Try it: Copy out every line from the records that includes "JSON".

━━━ Given records ━━━

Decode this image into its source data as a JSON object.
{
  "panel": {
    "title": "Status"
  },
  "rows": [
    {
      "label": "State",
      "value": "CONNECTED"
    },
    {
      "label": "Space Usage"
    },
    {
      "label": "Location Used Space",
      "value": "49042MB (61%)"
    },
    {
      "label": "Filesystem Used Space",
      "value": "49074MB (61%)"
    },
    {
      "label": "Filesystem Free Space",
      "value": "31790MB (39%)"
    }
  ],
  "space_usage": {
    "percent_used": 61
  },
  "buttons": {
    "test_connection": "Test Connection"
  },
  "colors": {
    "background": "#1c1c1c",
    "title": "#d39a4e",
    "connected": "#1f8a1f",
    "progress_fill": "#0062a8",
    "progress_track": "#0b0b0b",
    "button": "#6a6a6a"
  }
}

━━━
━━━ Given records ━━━

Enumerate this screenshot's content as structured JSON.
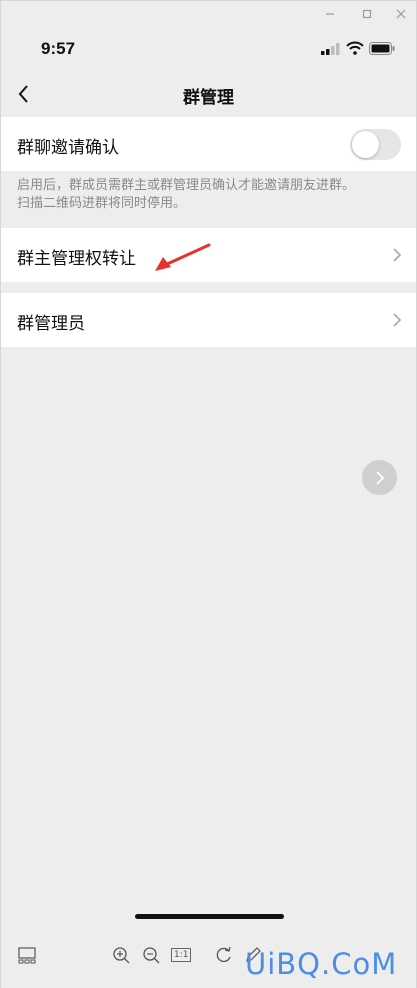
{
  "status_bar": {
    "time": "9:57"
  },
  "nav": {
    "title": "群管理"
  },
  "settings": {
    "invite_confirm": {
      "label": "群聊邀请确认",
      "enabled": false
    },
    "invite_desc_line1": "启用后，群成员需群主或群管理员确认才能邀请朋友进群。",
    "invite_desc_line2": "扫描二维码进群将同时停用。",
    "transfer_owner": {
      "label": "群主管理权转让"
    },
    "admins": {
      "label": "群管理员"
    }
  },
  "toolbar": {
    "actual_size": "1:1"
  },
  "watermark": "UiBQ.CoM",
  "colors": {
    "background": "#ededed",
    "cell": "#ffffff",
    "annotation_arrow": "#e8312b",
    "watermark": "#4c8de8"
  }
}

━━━

Solution to the exercise:
Decode this image into its source data as a JSON object.
Enumerate this screenshot's content as structured JSON.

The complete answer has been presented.